United Sound System's Studio A is large enough to record a whole orchestra on site. Photo by Ed Wolfrum, United Sound's Chief Engineer from 1969 to 1973.
Detroit, MI (January 28, 2014)—United Sound Systems, the legendary recording studio off I-94 in Detroit that recorded many of Motown’s greatest artists, including Aretha Franklin, George Clinton and Miles Davis, will open its doors to the public with weekly tours starting February 8. The facility, shuttered for the last few years, came back into the public eye last summer when a proposed expansion of the nearby highway was made—a move that would mean tearing down the historic studio.

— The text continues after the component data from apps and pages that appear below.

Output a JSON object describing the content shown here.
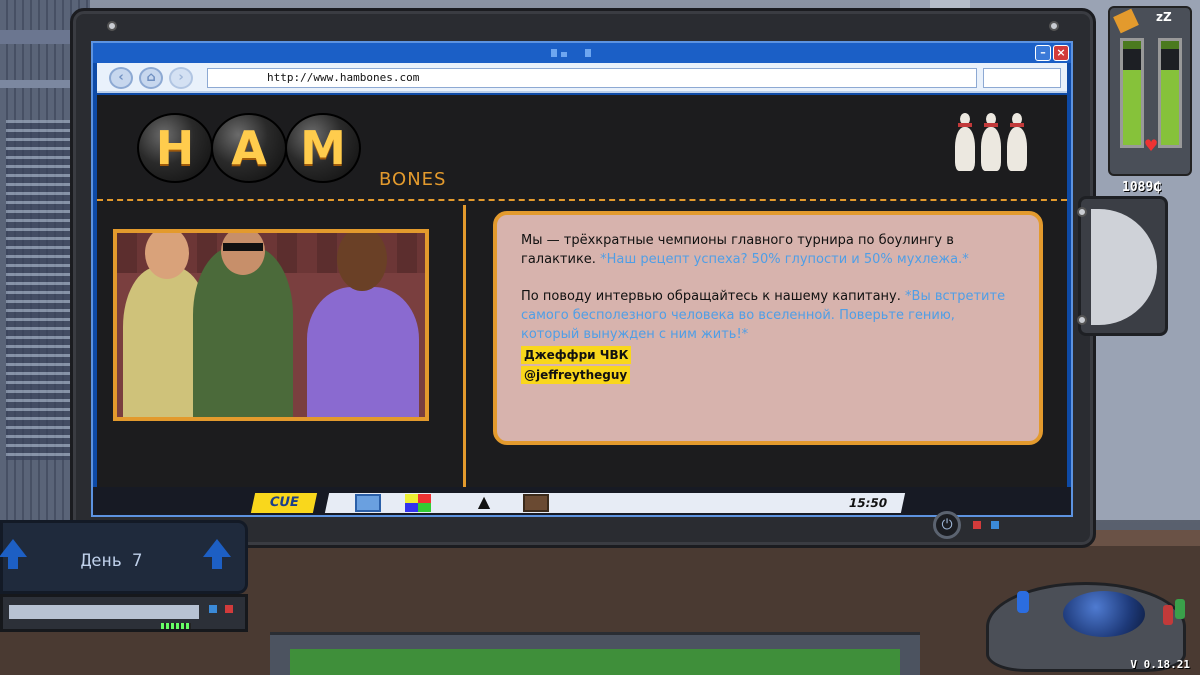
{
  "browser": {
    "url": "http://www.hambones.com",
    "nav_back_icon": "back-arrow-icon",
    "nav_home_icon": "home-icon",
    "nav_forward_icon": "forward-arrow-icon"
  },
  "site": {
    "logo_letters": [
      "H",
      "A",
      "M"
    ],
    "logo_sub": "BONES"
  },
  "bio": {
    "para1_black": "Мы — трёхкратные чемпионы главного турнира по боулингу в галактике.",
    "para1_blue": "*Наш рецепт успеха? 50% глупости и 50% мухлежа.*",
    "para2_black": "По поводу интервью обращайтесь к нашему капитану.",
    "para2_blue": "*Вы встретите самого бесполезного человека во вселенной. Поверьте гению, который вынужден с ним жить!*",
    "name": "Джеффри ЧВК",
    "handle": "@jeffreytheguy"
  },
  "taskbar": {
    "cue_label": "CUE",
    "clock": "15:50",
    "icons": [
      "mail-icon",
      "palette-icon",
      "warning-icon",
      "search-icon"
    ]
  },
  "hud": {
    "credits": "1089₵",
    "gauge_left_level": 0.72,
    "gauge_right_level": 0.72
  },
  "day_panel": {
    "label": "День 7"
  },
  "version": "V 0.18.21",
  "colors": {
    "accent_orange": "#e39a2d",
    "highlight_yellow": "#f9d71c",
    "link_blue": "#4f9ee6",
    "os_blue": "#0e4aa6"
  }
}
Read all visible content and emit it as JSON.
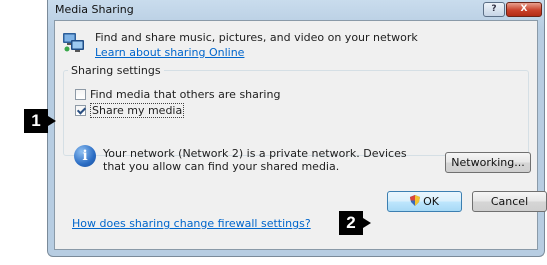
{
  "window": {
    "title": "Media Sharing",
    "help_label": "?",
    "close_label": "X"
  },
  "header": {
    "description": "Find and share music, pictures, and video on your network",
    "learn_link": "Learn about sharing Online"
  },
  "sharing": {
    "group_title": "Sharing settings",
    "options": [
      {
        "label": "Find media that others are sharing",
        "checked": false
      },
      {
        "label": "Share my media",
        "checked": true
      }
    ]
  },
  "network": {
    "info_icon": "i",
    "message": "Your network (Network  2) is a private network. Devices that you allow can find your shared media.",
    "networking_button": "Networking..."
  },
  "footer": {
    "firewall_link": "How does sharing change firewall settings?",
    "ok_label": "OK",
    "cancel_label": "Cancel"
  },
  "markers": {
    "first": "1",
    "second": "2"
  }
}
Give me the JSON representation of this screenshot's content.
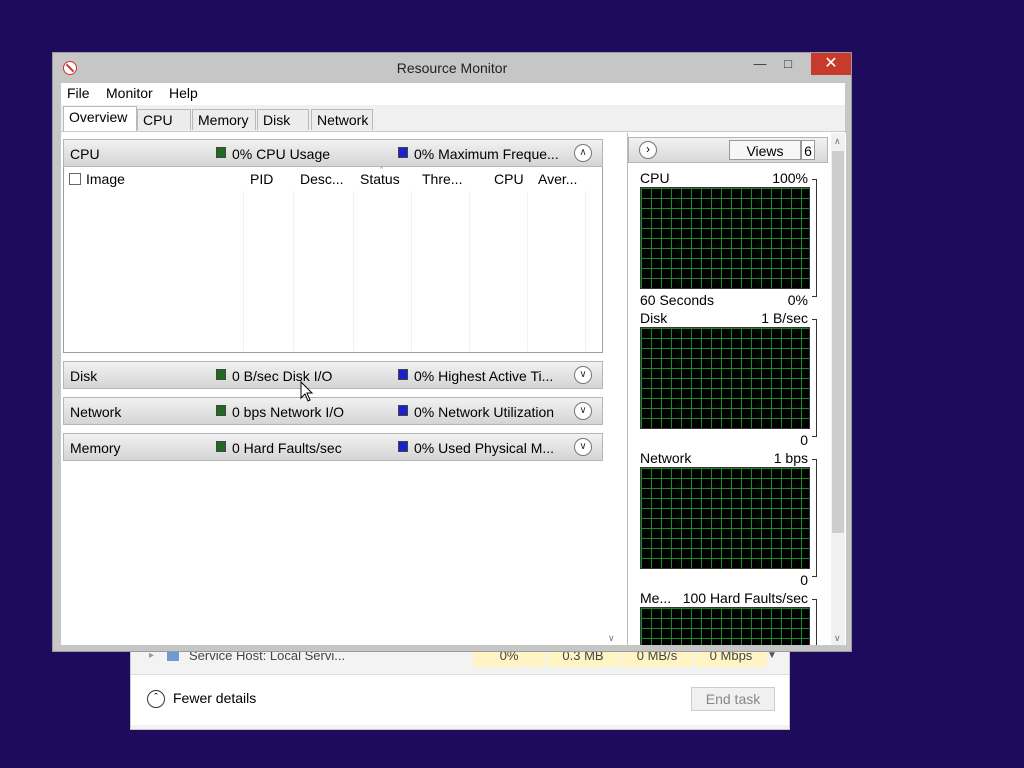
{
  "window": {
    "title": "Resource Monitor",
    "minimize": "—",
    "maximize": "□",
    "close": "✕"
  },
  "menu": [
    "File",
    "Monitor",
    "Help"
  ],
  "tabs": [
    "Overview",
    "CPU",
    "Memory",
    "Disk",
    "Network"
  ],
  "active_tab": "Overview",
  "sections": {
    "cpu": {
      "title": "CPU",
      "stat1": "0% CPU Usage",
      "stat2": "0% Maximum Freque...",
      "expanded": true,
      "columns": [
        "Image",
        "PID",
        "Desc...",
        "Status",
        "Thre...",
        "CPU",
        "Aver..."
      ]
    },
    "disk": {
      "title": "Disk",
      "stat1": "0 B/sec Disk I/O",
      "stat2": "0% Highest Active Ti..."
    },
    "network": {
      "title": "Network",
      "stat1": "0 bps Network I/O",
      "stat2": "0% Network Utilization"
    },
    "memory": {
      "title": "Memory",
      "stat1": "0 Hard Faults/sec",
      "stat2": "0% Used Physical M..."
    }
  },
  "views": {
    "label": "Views",
    "count": "6"
  },
  "graphs": {
    "cpu": {
      "name": "CPU",
      "max": "100%",
      "bottom_left": "60 Seconds",
      "min": "0%"
    },
    "disk": {
      "name": "Disk",
      "max": "1 B/sec",
      "min": "0"
    },
    "network": {
      "name": "Network",
      "max": "1 bps",
      "min": "0"
    },
    "memory": {
      "name": "Me...",
      "max": "100 Hard Faults/sec"
    }
  },
  "colors": {
    "green": "#1f6b22",
    "blue": "#1a22c8",
    "close_red": "#c73b2d",
    "desktop": "#1e0b5c"
  },
  "taskmgr": {
    "row": [
      "Service Host: Local Servi...",
      "0%",
      "0.3 MB",
      "0 MB/s",
      "0 Mbps"
    ],
    "fewer_details": "Fewer details",
    "end_task": "End task"
  }
}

Opening the facility up to the public comes following an Open House that was held at the studio in December by owner Danielle Scott, who said at the time in a statement, “The lights are coming back in Detroit’s music world and when they do, the world will see a little known group at United Sound Systems made up of a team that was too afraid to fail.” While the tours will be held on weekends, the facility is underway to become a working studio again, and has undergone extensive renovation in recent months.
United Sound Systems isn’t quite out of the woods yet, however. According to the Detroit Free Press, work on the proposal continues, and officials are mulling options, which may mean moving the studio to a nearby empty lot or possibly leaving it unaffected, depending on how architects devise the highway expansion.
For now, however, things are now looking up for the facility at 5840 Second Avenue; United Sound Systems is set to appear in both a History Channel program this summer, where funk impresario George Clinton will present the studio with a piano, and a separate documentary film on the studio itself. In the meantime, tours will be held Friday-Sunday each week, with admission of $10 for adults and $8 for kids and seniors.
United Sound Systems